by Thomas Cooper

Every day it seems like there's one less family in the neighborhood. When I ask Ma where they've gone she only says, "Somewhere else." She's a woman of few words these days. In the morning she dresses up in one of her fancy business suits like she's about to go job hunting, but by noon she's at it with the Bloody Marys in front of the television. NASCAR's her favorite. She loves to sit and watch those cars going nowhere except around and around.

I think she's still depressed about Dad. I know I am.

Maybe the neighborhood's getting her down too, all the boarded up windows and the crane with the wrecking ball at the end of the cul-de-sac. At night, its silhouette looks like a dinosaur wearing a charm necklace. You can see the landfill in the background, like the whole lousy town is hunchbacked.

Last week I saw two bums dragging a six-foot lemon shark through the street in front of our house. To eat, to sell, I didn't ask.

Some days Darcy meets me under the bridge and we drink stolen Hamm's and fool around. Other days she doesn't. Today is one of those days. Darcy's seventeen, a year older than me, and acts as if this makes her more busy and important than everybody else. I sit on the edge of the seawall and wait with my feet dangling. The water's the color of tobacco spit and parrotfish nibble on the barnacled pilings. It's summer and the heat sticks like glue to my skin.

On the way home I spot an old organ by the side of the road but Darcy's beat me to it. You'd be surprised what people leave behind. In the last month I've found a record turntable, a ukulele, a box set of Dale Carnegie's collected works.

Darcy's shoving the organ with her shoulder, but it's going nowhere. I join in beside her and push. Pretty soon we're wheeling the thing down the street and people are staring from their porches.

"Where you been?" I ask, like I couldn't care less. It's been five days, to be exact.

"Here and there," she says, like she couldn't care less either.

"Are you pregnant?" I ask, joking, because it's highly unlikely I've gotten her pregnant with my fingers. Unless she's been screwing around with some other dude, which I hope not.

"Maybe," she says. "Probably."

"You even know how to play the organ?"

"You're a comedic genius," she says, though I was serious.

Everything's a joke with us. Sometimes I wish it weren't.

We push uphill past the park and over the intracoastal bridge, cars honking and drivers shouting. One dude cranks down his pickup window and calls us fucking imbeciles. Darcy's face is all red and sweaty, wild gypsy hair sticking up everywhere. I can see her pointy boobs poking under her t-shirt and I try not to stare.

In her house we plug the organ into her bedroom wall but all that comes out is a low groan like a dying hippopotamus.

"You want this organ?" she asks.

"You want this one?" I say.

She rolls her eyes and doesn't smile.

I tell her to meet me at the dump tonight because she loves the dump.

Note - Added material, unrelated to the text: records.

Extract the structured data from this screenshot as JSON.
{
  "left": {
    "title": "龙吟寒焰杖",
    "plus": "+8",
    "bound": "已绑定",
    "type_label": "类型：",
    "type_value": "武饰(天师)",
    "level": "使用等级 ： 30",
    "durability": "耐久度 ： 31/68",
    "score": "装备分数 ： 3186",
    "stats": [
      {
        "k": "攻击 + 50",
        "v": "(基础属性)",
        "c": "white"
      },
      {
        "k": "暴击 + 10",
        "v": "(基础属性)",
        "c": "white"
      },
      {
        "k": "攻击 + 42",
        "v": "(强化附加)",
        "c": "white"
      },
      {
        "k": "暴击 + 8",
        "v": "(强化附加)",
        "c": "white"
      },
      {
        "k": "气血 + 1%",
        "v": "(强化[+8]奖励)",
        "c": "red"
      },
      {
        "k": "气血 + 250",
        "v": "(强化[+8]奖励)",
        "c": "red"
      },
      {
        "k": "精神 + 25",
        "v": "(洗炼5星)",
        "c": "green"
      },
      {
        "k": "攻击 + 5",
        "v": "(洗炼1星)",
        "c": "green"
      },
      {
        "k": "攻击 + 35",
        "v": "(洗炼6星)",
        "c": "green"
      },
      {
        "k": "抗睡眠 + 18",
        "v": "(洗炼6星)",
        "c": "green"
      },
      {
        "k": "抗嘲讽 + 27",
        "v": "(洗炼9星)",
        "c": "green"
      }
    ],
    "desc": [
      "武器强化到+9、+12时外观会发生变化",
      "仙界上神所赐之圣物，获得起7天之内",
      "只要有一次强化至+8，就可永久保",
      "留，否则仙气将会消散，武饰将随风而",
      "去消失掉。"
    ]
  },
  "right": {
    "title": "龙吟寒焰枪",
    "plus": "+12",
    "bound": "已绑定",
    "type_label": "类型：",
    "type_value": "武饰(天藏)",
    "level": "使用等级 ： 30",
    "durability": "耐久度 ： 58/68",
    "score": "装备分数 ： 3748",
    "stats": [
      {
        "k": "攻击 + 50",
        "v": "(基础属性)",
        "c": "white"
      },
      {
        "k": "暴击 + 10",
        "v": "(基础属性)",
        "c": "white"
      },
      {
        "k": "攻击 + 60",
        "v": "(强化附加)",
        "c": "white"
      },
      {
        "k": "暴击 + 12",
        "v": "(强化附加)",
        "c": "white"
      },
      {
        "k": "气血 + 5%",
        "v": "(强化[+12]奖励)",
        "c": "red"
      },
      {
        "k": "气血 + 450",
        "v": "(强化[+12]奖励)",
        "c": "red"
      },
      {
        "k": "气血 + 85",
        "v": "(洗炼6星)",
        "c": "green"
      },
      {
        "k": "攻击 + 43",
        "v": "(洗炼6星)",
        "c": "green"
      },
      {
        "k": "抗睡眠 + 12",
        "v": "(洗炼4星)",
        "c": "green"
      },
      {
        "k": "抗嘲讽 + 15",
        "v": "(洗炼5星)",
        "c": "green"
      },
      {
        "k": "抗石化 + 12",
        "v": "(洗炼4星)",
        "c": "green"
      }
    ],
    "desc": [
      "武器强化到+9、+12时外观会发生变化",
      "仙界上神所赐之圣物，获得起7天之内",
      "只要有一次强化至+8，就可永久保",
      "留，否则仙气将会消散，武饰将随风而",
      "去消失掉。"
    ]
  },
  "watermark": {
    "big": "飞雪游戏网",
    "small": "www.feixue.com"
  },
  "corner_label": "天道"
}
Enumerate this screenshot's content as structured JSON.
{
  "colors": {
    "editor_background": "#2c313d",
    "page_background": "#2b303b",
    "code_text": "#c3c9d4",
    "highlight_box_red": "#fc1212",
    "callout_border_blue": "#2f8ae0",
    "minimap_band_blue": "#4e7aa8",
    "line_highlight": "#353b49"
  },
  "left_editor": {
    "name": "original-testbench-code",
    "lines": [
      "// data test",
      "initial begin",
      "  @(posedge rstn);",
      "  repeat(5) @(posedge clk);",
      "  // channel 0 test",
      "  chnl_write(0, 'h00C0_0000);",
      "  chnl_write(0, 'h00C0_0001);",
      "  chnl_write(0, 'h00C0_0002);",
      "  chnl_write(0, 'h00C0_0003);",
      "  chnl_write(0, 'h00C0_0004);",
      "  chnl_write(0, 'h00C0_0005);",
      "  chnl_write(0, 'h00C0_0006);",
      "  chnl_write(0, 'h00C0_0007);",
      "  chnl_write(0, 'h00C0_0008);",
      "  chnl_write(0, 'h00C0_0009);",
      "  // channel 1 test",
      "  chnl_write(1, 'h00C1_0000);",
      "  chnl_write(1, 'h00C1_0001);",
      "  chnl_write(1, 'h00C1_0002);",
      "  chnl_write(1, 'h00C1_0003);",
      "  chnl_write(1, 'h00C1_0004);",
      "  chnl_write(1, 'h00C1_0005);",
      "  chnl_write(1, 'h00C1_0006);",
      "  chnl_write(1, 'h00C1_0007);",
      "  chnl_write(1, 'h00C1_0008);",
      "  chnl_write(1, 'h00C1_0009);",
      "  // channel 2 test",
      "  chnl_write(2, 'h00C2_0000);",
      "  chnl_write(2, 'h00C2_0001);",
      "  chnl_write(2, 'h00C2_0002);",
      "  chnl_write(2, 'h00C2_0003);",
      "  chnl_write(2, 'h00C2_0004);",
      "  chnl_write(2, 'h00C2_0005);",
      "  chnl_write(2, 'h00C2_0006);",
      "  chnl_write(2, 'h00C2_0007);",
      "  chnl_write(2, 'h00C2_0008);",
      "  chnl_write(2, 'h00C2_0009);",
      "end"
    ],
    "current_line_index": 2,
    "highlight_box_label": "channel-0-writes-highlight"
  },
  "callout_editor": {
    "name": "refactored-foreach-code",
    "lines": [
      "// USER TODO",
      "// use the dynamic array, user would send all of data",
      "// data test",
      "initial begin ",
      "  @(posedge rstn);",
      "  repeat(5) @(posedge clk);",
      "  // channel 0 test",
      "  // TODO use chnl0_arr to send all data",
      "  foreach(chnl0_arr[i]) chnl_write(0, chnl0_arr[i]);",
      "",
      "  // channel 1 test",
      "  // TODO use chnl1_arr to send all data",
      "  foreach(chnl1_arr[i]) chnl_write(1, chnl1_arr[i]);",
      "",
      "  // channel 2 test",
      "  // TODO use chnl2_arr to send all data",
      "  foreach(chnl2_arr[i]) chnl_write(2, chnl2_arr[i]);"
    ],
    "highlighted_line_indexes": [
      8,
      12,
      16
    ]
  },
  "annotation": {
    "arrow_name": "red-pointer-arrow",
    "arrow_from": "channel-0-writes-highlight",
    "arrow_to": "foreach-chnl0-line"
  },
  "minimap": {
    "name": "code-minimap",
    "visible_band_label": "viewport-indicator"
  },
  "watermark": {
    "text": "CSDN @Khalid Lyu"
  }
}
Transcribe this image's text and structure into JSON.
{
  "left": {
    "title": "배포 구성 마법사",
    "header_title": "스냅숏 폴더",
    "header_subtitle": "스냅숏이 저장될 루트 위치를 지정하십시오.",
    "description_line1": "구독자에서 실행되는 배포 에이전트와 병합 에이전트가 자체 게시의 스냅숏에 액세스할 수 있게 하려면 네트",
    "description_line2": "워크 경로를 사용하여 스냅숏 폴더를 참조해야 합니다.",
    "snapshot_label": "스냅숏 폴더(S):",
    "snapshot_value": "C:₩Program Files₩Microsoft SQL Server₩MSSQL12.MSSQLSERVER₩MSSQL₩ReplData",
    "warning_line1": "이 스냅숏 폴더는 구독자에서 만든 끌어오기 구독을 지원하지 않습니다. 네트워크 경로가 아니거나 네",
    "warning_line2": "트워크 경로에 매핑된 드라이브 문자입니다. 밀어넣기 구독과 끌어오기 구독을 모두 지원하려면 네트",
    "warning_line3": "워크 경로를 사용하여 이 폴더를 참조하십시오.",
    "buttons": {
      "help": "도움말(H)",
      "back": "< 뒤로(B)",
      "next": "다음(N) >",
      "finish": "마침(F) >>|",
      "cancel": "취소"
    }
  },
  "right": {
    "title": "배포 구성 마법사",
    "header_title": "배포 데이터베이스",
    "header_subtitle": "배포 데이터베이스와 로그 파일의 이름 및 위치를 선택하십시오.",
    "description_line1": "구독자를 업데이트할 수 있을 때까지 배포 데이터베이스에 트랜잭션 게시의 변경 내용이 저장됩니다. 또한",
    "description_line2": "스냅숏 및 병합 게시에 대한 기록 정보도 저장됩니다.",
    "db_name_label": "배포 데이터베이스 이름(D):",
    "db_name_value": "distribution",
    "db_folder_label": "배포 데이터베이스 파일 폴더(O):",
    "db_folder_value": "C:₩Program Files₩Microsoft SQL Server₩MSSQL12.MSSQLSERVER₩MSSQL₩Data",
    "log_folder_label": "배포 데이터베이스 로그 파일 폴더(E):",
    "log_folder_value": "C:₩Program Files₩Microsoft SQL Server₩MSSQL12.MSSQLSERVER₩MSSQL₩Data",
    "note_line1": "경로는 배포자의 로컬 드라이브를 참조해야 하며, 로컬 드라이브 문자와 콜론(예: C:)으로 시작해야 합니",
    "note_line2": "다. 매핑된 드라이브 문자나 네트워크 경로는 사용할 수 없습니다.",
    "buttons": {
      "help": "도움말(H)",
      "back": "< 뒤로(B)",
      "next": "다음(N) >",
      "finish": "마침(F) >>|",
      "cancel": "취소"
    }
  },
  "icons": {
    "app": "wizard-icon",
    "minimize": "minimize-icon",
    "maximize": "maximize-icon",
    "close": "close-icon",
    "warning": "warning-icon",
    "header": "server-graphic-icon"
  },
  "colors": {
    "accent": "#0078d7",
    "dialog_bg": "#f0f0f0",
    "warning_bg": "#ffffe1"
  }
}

It's her favorite place. It's my least favorite. Not only because it smells like the asshole of the universe, but because we were both there the day my dad died. I didn't know he was dead at the time. I found out later when I got home and found my mom crying.

That was the same day the space shuttle exploded. Darcy and I stood on top of a junkheap and held each other as we watched the fireball light up the sky, brighter than the sun. Afterward they made a big deal about it at school. "Who cares?" I said in the middle of some kid's weepy report and people looked at me like I was the antichrist. I was suspended for a week.

Now Darcy shrugs and tells me she'll probably be busy. Then I shrug and say I'll take my chances.

That night it doesn't seem like she'll show but then I hear someone scuffing in the late night quiet, up the steep limestone road. Darcy, two-fingering the rings of a half-finished six-pack. I've brought my own and I'm already a little crocked. We sit thigh-to-thigh on a bashed-up refrigerator and kiss for a while. There's a moony glow over everything and we're so high up that the city lights seem like we're looking down on stars. Darcy tells me her big news, that she's leaving at the end of the summer. College. I say big fucking deal and kiss her harder, as if my least favorite place on earth hasn't just become worse. When I close my eyes, it feels a little like falling. When I close my eyes, it almost feels like I could be as far away as the moon.

Thomas Cooper's fiction has appeared or is forthcoming in Oxford American, Willow Springs, New Orleans Review, Sonora Review, Memorious, Quick Fiction, and others. He lives in New Orleans.